PROBLEM REQUIREMENTS:
Each of the entries beneath this task should be written out exactly.

Excerpts from an interface dataset:

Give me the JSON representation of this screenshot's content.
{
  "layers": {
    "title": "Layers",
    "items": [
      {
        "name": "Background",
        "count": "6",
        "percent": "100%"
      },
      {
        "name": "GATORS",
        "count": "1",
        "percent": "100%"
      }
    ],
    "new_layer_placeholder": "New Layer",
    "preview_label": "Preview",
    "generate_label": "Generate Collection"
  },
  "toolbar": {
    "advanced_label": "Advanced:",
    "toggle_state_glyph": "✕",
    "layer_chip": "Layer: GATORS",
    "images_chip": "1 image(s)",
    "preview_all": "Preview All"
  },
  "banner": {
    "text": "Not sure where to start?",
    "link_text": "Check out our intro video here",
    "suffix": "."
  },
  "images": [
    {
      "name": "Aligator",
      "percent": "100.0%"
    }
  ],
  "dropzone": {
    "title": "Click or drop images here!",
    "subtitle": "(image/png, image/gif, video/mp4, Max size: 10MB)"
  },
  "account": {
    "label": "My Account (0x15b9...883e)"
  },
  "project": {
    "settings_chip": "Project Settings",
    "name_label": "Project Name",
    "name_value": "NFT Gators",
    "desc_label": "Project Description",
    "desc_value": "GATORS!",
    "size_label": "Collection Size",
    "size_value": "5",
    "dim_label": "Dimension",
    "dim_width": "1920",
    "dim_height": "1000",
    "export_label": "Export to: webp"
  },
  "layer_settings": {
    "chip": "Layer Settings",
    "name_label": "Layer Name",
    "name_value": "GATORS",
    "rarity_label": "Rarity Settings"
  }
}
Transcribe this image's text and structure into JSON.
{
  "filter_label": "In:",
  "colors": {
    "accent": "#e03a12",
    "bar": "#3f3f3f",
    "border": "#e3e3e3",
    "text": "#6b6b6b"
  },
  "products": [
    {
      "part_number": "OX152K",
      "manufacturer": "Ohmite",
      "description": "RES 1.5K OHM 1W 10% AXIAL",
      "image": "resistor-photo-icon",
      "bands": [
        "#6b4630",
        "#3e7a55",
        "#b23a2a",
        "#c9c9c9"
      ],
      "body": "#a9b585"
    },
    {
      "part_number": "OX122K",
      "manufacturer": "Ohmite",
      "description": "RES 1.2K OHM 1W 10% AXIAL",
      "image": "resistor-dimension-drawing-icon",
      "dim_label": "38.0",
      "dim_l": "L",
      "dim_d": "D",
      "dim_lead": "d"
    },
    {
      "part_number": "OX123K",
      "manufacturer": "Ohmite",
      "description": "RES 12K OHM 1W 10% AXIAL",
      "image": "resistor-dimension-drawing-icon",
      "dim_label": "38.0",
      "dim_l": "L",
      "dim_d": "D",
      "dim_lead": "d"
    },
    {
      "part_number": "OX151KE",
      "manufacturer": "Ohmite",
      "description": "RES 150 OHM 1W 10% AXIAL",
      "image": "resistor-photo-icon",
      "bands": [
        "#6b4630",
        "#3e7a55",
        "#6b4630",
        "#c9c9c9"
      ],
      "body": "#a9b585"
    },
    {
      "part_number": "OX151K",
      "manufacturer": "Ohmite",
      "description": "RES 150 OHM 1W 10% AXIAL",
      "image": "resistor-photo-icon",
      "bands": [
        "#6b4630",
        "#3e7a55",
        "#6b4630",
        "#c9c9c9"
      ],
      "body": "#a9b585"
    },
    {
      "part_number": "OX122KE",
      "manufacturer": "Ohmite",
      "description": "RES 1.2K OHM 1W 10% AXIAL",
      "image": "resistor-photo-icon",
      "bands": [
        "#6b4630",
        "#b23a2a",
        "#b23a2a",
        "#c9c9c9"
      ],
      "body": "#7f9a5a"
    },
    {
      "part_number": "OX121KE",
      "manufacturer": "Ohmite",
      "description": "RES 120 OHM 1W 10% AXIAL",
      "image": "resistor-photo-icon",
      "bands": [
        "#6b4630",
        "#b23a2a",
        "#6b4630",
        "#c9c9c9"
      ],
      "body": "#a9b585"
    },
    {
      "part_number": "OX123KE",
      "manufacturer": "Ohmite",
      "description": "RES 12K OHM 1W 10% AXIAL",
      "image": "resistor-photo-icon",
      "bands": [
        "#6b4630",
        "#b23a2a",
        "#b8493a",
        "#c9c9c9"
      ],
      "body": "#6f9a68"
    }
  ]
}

ANSWER TO THE PROBLEM:
Give me the JSON representation of this screenshot's content.
{
  "layers": {
    "title": "Layers",
    "items": [
      {
        "name": "Background",
        "count": "6",
        "percent": "100%"
      },
      {
        "name": "GATORS",
        "count": "1",
        "percent": "100%"
      }
    ],
    "new_layer_placeholder": "New Layer",
    "preview_label": "Preview",
    "generate_label": "Generate Collection"
  },
  "toolbar": {
    "advanced_label": "Advanced:",
    "toggle_state_glyph": "✕",
    "layer_chip": "Layer: GATORS",
    "images_chip": "1 image(s)",
    "preview_all": "Preview All"
  },
  "banner": {
    "text": "Not sure where to start?",
    "link_text": "Check out our intro video here",
    "suffix": "."
  },
  "images": [
    {
      "name": "Aligator",
      "percent": "100.0%"
    }
  ],
  "dropzone": {
    "title": "Click or drop images here!",
    "subtitle": "(image/png, image/gif, video/mp4, Max size: 10MB)"
  },
  "account": {
    "label": "My Account (0x15b9...883e)"
  },
  "project": {
    "settings_chip": "Project Settings",
    "name_label": "Project Name",
    "name_value": "NFT Gators",
    "desc_label": "Project Description",
    "desc_value": "GATORS!",
    "size_label": "Collection Size",
    "size_value": "5",
    "dim_label": "Dimension",
    "dim_width": "1920",
    "dim_height": "1000",
    "export_label": "Export to: webp"
  },
  "layer_settings": {
    "chip": "Layer Settings",
    "name_label": "Layer Name",
    "name_value": "GATORS",
    "rarity_label": "Rarity Settings"
  }
}
Transcribe this image's text and structure into JSON.
{
  "filter_label": "In:",
  "colors": {
    "accent": "#e03a12",
    "bar": "#3f3f3f",
    "border": "#e3e3e3",
    "text": "#6b6b6b"
  },
  "products": [
    {
      "part_number": "OX152K",
      "manufacturer": "Ohmite",
      "description": "RES 1.5K OHM 1W 10% AXIAL",
      "image": "resistor-photo-icon",
      "bands": [
        "#6b4630",
        "#3e7a55",
        "#b23a2a",
        "#c9c9c9"
      ],
      "body": "#a9b585"
    },
    {
      "part_number": "OX122K",
      "manufacturer": "Ohmite",
      "description": "RES 1.2K OHM 1W 10% AXIAL",
      "image": "resistor-dimension-drawing-icon",
      "dim_label": "38.0",
      "dim_l": "L",
      "dim_d": "D",
      "dim_lead": "d"
    },
    {
      "part_number": "OX123K",
      "manufacturer": "Ohmite",
      "description": "RES 12K OHM 1W 10% AXIAL",
      "image": "resistor-dimension-drawing-icon",
      "dim_label": "38.0",
      "dim_l": "L",
      "dim_d": "D",
      "dim_lead": "d"
    },
    {
      "part_number": "OX151KE",
      "manufacturer": "Ohmite",
      "description": "RES 150 OHM 1W 10% AXIAL",
      "image": "resistor-photo-icon",
      "bands": [
        "#6b4630",
        "#3e7a55",
        "#6b4630",
        "#c9c9c9"
      ],
      "body": "#a9b585"
    },
    {
      "part_number": "OX151K",
      "manufacturer": "Ohmite",
      "description": "RES 150 OHM 1W 10% AXIAL",
      "image": "resistor-photo-icon",
      "bands": [
        "#6b4630",
        "#3e7a55",
        "#6b4630",
        "#c9c9c9"
      ],
      "body": "#a9b585"
    },
    {
      "part_number": "OX122KE",
      "manufacturer": "Ohmite",
      "description": "RES 1.2K OHM 1W 10% AXIAL",
      "image": "resistor-photo-icon",
      "bands": [
        "#6b4630",
        "#b23a2a",
        "#b23a2a",
        "#c9c9c9"
      ],
      "body": "#7f9a5a"
    },
    {
      "part_number": "OX121KE",
      "manufacturer": "Ohmite",
      "description": "RES 120 OHM 1W 10% AXIAL",
      "image": "resistor-photo-icon",
      "bands": [
        "#6b4630",
        "#b23a2a",
        "#6b4630",
        "#c9c9c9"
      ],
      "body": "#a9b585"
    },
    {
      "part_number": "OX123KE",
      "manufacturer": "Ohmite",
      "description": "RES 12K OHM 1W 10% AXIAL",
      "image": "resistor-photo-icon",
      "bands": [
        "#6b4630",
        "#b23a2a",
        "#b8493a",
        "#c9c9c9"
      ],
      "body": "#6f9a68"
    }
  ]
}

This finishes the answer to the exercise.